I am not an expert in deep learning but just for fun, last December I downloaded and installed Nvidia's "Digits" application
Not being an expert in Linux, it took me most of the day to install it and get it running... but once I did I created several folders on the hard drive, filled them with different categories of images: people, trucks etc. trained it for 2 hours or so, and then once trained, I downloaded additional images (not belonging to the original training set) and it was able to accurately categorize each image i.e. tell me if it was a person, truck etc.... I was able to do this without any programming skill required, or any real understanding of how deep learning works so I encourage others on the forum to give it a go.
The good thing is I do not think this basic application of deep learning is blocked by patents (I could be wrong though.).
From memory, the problem was that even though the images had been scaled down to about 200 by 200, it still seemed to take the best part of a second to analyse each image. So for an NVR with 60 camera streams at 5 fps, this might be too much. Keep in mind it was using an expensive power hungry, heat generating GPU to do the analysis, which makes things problematic for your run-of-the-mill NVR hardware. There are some cloud based GPU clusters available, and I suspect some of the cloud based analytics services are using these in combination with DL (just a guess).

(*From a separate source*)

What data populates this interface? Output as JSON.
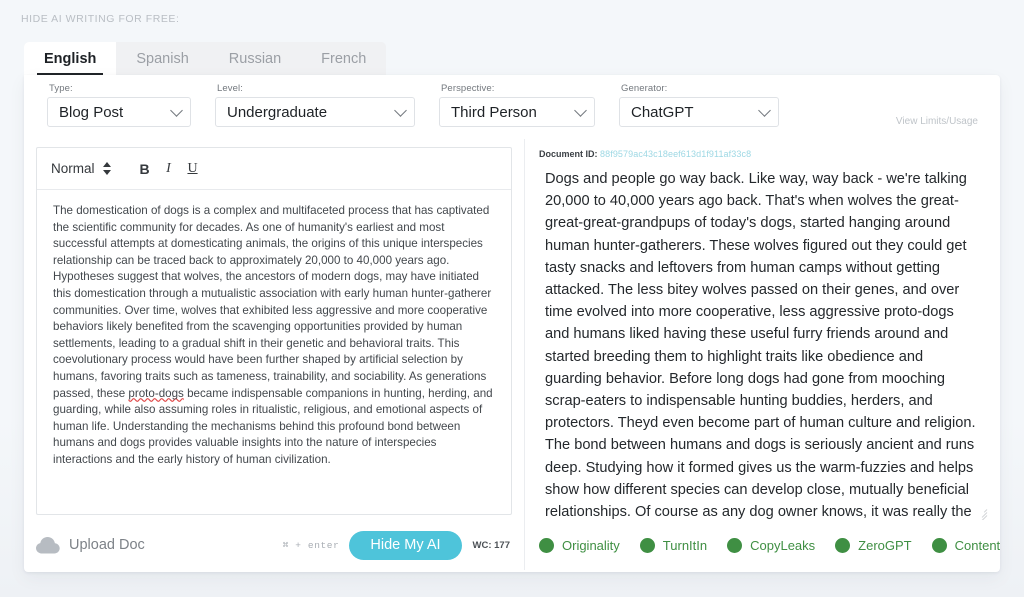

So I am thinking that for simple tripwire detection and motion detetion, where no scene analysis is required, perhaps the traditional approach (as covered by the OV trip wire patent for example) may be easier to implement at present, as it doesn't require GPU style dedicated hardware and can be done on a traditional CPU. But with processors like the one referenced in your link above, that could be embedded in the camera directly, one would think that would change.
Thanks for the article. Until I read this I didn't think much about an announcement we did. Here is the product:
FLIR BOSON - Techcrunch: "FLIR and Movidius create the smartest thermal camera out there"
Greg from FLIR
It is really a good example of what I expect to see in a future. The breakthrough in the development of the artificial neural networks makes the computer vision area is much more "user friendly". You won't need a huge team of experienced pros to recognize something. Just take the ready to use artificial neural network and use it in your application. We will see the same situation as with the video surveillance market now.
I'm really curious to see where this all goes. 8 years ago, we were all in a tizzy about video analytics, and how the world would never be the same. A lot of new companies popped up, and a lot of investors threw money at them. At the end of the day, it really fizzled, and never delivered on the promises. I'm wondering if Machine Learning will be more of the same.